Wednesday, August 13, 2014

REVIEW: Raygun Chronicles

Title: Raygun Chronicles: Space Opera for a New Age
Editor: Bryan Thomas Schmidt
Genre: science fiction / space opera
Price: $29.95 (hardcover) $17.95 (trade paperback) $6.99 (ebook)
Publisher: Every Day Publications
ISBN: 978-0-9881257-5-9
Point of Sale: various retailers via publisher's website
Reviewed by: Chris Gerrib

I have to admit, when I was handed a copy of Raygun Chronicles, I was a bit daunted.  At 360 pages, the book would appear to make a fine doorstop.  Usually in such a broad anthology, I only end up finishing half the stories.  Not so with Raygun – I finished and enjoyed every single one!

Raygun Chronicles is the brainchild of Bryan Thomas Schmidt, and is an outgrowth of his now-defunct webzine Raygun Revival.  Basically, the book is a “best of” anthology with a few original stories added.  Since I hadn’t heard of Raygun Revival, everything in the book was new to me, and as I said above, really very good.

In general, what I liked about the stories was the characters.  In the serious stories (the bulk of the book) the characters were realistic and I found myself caring about them.  In the four humorous stories, the characters were just enough “off” to be believable in the context of the story.  Some specific stories that stood out for me:

Frontier ABCs: The Life and times of Charity Smith, Schoolteacher by Seanan McGuire: The lead-off story, this is a Firefly-inspired tale of a schoolteacher one should not trifle with.  It’s set in our Solar System, with the bulk of the action taking place on a terraformed Ganymede.

Rick the Robber Baron by Kristine Kathryn Rusch:  This was an interesting story in which the female lead starts by being tied to a wooden post on her own ship.  To make matters worse, the person who did the tying was somebody who had had a fling with our heroine.  It’s complicated, to say the least, but enjoyable.

Sword of Saladin by Michael S. Roberts:  In this tale an enemy tells the captain of the Earth battlecruiser Himalaya that she should have sex with herself.  She thinks that’s a fine idea – on the bridge of his ship!

Holly Defiant by Brenda Cooper:  The titular character is one heck of a singer.  She also appears to be the target of some evil men, and our narrator decides to help.  There are several turns in this tale, none of which I saw coming.

The Slavers of Ruhn by Rob Mancebo:  This is another Firefly-inspired story, in which a woman’s dress proves critical to saving the day.

The Heiress of Air by Allen M. Steele: A rich young woman is kidnapped, and our daring band goes forth to save her.  Again, things are not what they seem.


Bryan Thomas said...

Chris, thanks for doing this. It was a pleasant gift this weekend. So glad you enjoyed it. We hope to do more. For the record, Johne Cook, Lee King and Paul Christian Glenn created and edited Ray Gun Revival. I just was brought in to anthologize for the publisher. We thought there was a larger audience that would like this stuff. Glad to know that's true.

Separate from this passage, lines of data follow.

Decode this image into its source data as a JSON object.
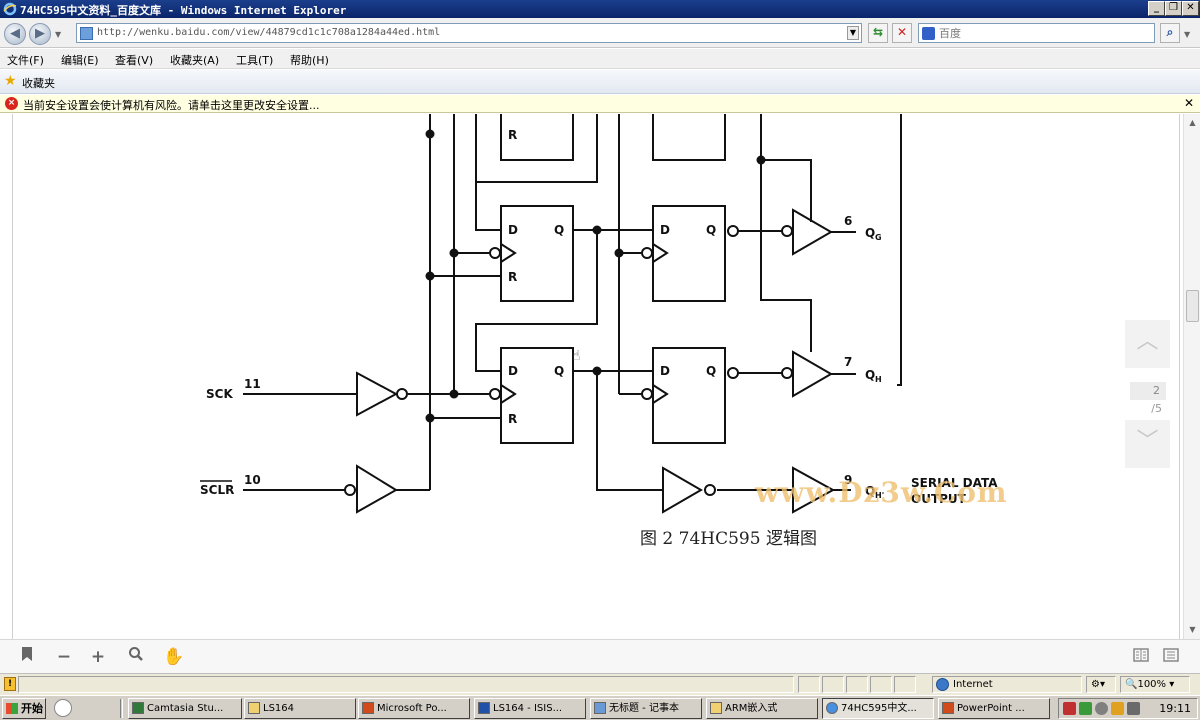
{
  "window": {
    "title": "74HC595中文资料_百度文库 - Windows Internet Explorer"
  },
  "address": {
    "url": "http://wenku.baidu.com/view/44879cd1c1c708a1284a44ed.html"
  },
  "search": {
    "placeholder": "百度"
  },
  "menu": [
    "文件(F)",
    "编辑(E)",
    "查看(V)",
    "收藏夹(A)",
    "工具(T)",
    "帮助(H)"
  ],
  "favorites": {
    "label": "收藏夹"
  },
  "infobar": {
    "message": "当前安全设置会使计算机有风险。请单击这里更改安全设置..."
  },
  "document": {
    "caption": "图 2 74HC595 逻辑图",
    "watermark": "www.Dz3w.Com",
    "pins": [
      {
        "label": "SCK",
        "number": "11"
      },
      {
        "label": "SCLR",
        "number": "10"
      }
    ],
    "outputs": [
      {
        "number": "6",
        "label": "Q",
        "sub": "G"
      },
      {
        "number": "7",
        "label": "Q",
        "sub": "H"
      },
      {
        "number": "9",
        "label": "Q",
        "sub": "H'"
      }
    ],
    "serial_output": [
      "SERIAL DATA",
      "OUTPUT"
    ],
    "ff_labels": {
      "d": "D",
      "q": "Q",
      "r": "R"
    }
  },
  "pagination": {
    "current": "2",
    "total": "/5"
  },
  "statusbar": {
    "zone": "Internet",
    "zoom": "100%"
  },
  "taskbar": {
    "start": "开始",
    "tasks": [
      "Camtasia Stu...",
      "LS164",
      "Microsoft Po...",
      "LS164 - ISIS...",
      "无标题 - 记事本",
      "ARM嵌入式",
      "74HC595中文...",
      "PowerPoint ..."
    ],
    "clock": "19:11"
  }
}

Phy said...

Hey, Chris,
Thanks for the stellar review! This was a collaborative effort between Bryan, our publisher Every Day Publishing, and myself representing the Ray Gun Revival editors. Bryan and Camille / Jordan at EDP are the visionaries who made Raygun Chronicles happen. The stories from RGR served as a genesis for the project but Bryan and Camille really pulled everything together into such a great package to put it all over the top. Bryan ran the Kickstarter, rounded up some phenomenal Name authors, and oversaw the entire thing. Jordan Ellinger believed in RGR when no-one else did and EDP provided a great home for the 'zine. As a cover art snob myself, the cover for the book by Paul Pederson was phenomenal, just pitch-perfect. I couldn't be more pleased with the art design and the fonts and the colors... Bryan and Camille outdid themselves and I am so pleased and proud of their work on this project. RGR was started after the untimely death of Firefly as a way to promote Space Opera. With the publication of this anthology, it is clear Space Opera is in good hands!